[Opening Material to process section]
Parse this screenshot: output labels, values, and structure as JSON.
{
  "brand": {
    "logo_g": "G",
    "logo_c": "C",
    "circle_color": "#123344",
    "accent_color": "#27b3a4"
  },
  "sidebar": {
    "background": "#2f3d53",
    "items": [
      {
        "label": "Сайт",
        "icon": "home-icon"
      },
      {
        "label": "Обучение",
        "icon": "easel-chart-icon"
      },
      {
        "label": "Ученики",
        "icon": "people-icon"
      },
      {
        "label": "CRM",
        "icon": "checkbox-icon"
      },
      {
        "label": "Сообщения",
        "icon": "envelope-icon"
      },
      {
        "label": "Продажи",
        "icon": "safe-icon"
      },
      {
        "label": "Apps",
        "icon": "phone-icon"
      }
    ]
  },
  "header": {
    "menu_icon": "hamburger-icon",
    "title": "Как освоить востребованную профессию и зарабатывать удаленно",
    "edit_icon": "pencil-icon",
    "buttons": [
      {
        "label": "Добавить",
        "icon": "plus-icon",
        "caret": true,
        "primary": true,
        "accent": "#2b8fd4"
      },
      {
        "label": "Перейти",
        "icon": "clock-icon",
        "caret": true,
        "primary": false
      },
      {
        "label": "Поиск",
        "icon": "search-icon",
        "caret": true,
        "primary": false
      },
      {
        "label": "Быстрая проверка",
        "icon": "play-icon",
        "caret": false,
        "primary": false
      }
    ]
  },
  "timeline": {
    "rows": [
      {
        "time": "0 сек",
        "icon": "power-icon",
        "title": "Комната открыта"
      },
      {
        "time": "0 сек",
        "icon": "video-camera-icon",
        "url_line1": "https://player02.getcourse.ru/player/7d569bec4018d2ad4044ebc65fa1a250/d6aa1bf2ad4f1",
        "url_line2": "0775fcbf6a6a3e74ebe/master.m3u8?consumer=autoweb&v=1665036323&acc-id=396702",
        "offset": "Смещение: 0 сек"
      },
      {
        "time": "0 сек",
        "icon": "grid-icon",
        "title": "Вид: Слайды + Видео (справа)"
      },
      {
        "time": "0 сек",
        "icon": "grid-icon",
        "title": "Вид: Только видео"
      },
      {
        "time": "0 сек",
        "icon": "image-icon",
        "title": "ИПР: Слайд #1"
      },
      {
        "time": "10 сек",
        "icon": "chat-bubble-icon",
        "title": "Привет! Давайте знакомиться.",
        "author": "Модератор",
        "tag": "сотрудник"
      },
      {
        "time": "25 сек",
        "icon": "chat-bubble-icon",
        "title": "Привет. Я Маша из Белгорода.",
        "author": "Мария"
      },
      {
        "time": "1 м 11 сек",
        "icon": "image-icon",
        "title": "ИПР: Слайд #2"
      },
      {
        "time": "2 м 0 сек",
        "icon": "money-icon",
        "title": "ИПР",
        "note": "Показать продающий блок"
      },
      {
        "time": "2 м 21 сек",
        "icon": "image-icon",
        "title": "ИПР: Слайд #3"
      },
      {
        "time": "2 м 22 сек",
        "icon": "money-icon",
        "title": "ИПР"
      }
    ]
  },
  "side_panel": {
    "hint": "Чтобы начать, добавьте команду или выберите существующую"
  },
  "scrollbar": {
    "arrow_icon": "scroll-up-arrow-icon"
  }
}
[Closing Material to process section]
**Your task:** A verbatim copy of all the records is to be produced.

**Answer box:**
Parse this screenshot: output labels, values, and structure as JSON.
{
  "brand": {
    "logo_g": "G",
    "logo_c": "C",
    "circle_color": "#123344",
    "accent_color": "#27b3a4"
  },
  "sidebar": {
    "background": "#2f3d53",
    "items": [
      {
        "label": "Сайт",
        "icon": "home-icon"
      },
      {
        "label": "Обучение",
        "icon": "easel-chart-icon"
      },
      {
        "label": "Ученики",
        "icon": "people-icon"
      },
      {
        "label": "CRM",
        "icon": "checkbox-icon"
      },
      {
        "label": "Сообщения",
        "icon": "envelope-icon"
      },
      {
        "label": "Продажи",
        "icon": "safe-icon"
      },
      {
        "label": "Apps",
        "icon": "phone-icon"
      }
    ]
  },
  "header": {
    "menu_icon": "hamburger-icon",
    "title": "Как освоить востребованную профессию и зарабатывать удаленно",
    "edit_icon": "pencil-icon",
    "buttons": [
      {
        "label": "Добавить",
        "icon": "plus-icon",
        "caret": true,
        "primary": true,
        "accent": "#2b8fd4"
      },
      {
        "label": "Перейти",
        "icon": "clock-icon",
        "caret": true,
        "primary": false
      },
      {
        "label": "Поиск",
        "icon": "search-icon",
        "caret": true,
        "primary": false
      },
      {
        "label": "Быстрая проверка",
        "icon": "play-icon",
        "caret": false,
        "primary": false
      }
    ]
  },
  "timeline": {
    "rows": [
      {
        "time": "0 сек",
        "icon": "power-icon",
        "title": "Комната открыта"
      },
      {
        "time": "0 сек",
        "icon": "video-camera-icon",
        "url_line1": "https://player02.getcourse.ru/player/7d569bec4018d2ad4044ebc65fa1a250/d6aa1bf2ad4f1",
        "url_line2": "0775fcbf6a6a3e74ebe/master.m3u8?consumer=autoweb&v=1665036323&acc-id=396702",
        "offset": "Смещение: 0 сек"
      },
      {
        "time": "0 сек",
        "icon": "grid-icon",
        "title": "Вид: Слайды + Видео (справа)"
      },
      {
        "time": "0 сек",
        "icon": "grid-icon",
        "title": "Вид: Только видео"
      },
      {
        "time": "0 сек",
        "icon": "image-icon",
        "title": "ИПР: Слайд #1"
      },
      {
        "time": "10 сек",
        "icon": "chat-bubble-icon",
        "title": "Привет! Давайте знакомиться.",
        "author": "Модератор",
        "tag": "сотрудник"
      },
      {
        "time": "25 сек",
        "icon": "chat-bubble-icon",
        "title": "Привет. Я Маша из Белгорода.",
        "author": "Мария"
      },
      {
        "time": "1 м 11 сек",
        "icon": "image-icon",
        "title": "ИПР: Слайд #2"
      },
      {
        "time": "2 м 0 сек",
        "icon": "money-icon",
        "title": "ИПР",
        "note": "Показать продающий блок"
      },
      {
        "time": "2 м 21 сек",
        "icon": "image-icon",
        "title": "ИПР: Слайд #3"
      },
      {
        "time": "2 м 22 сек",
        "icon": "money-icon",
        "title": "ИПР"
      }
    ]
  },
  "side_panel": {
    "hint": "Чтобы начать, добавьте команду или выберите существующую"
  },
  "scrollbar": {
    "arrow_icon": "scroll-up-arrow-icon"
  }
}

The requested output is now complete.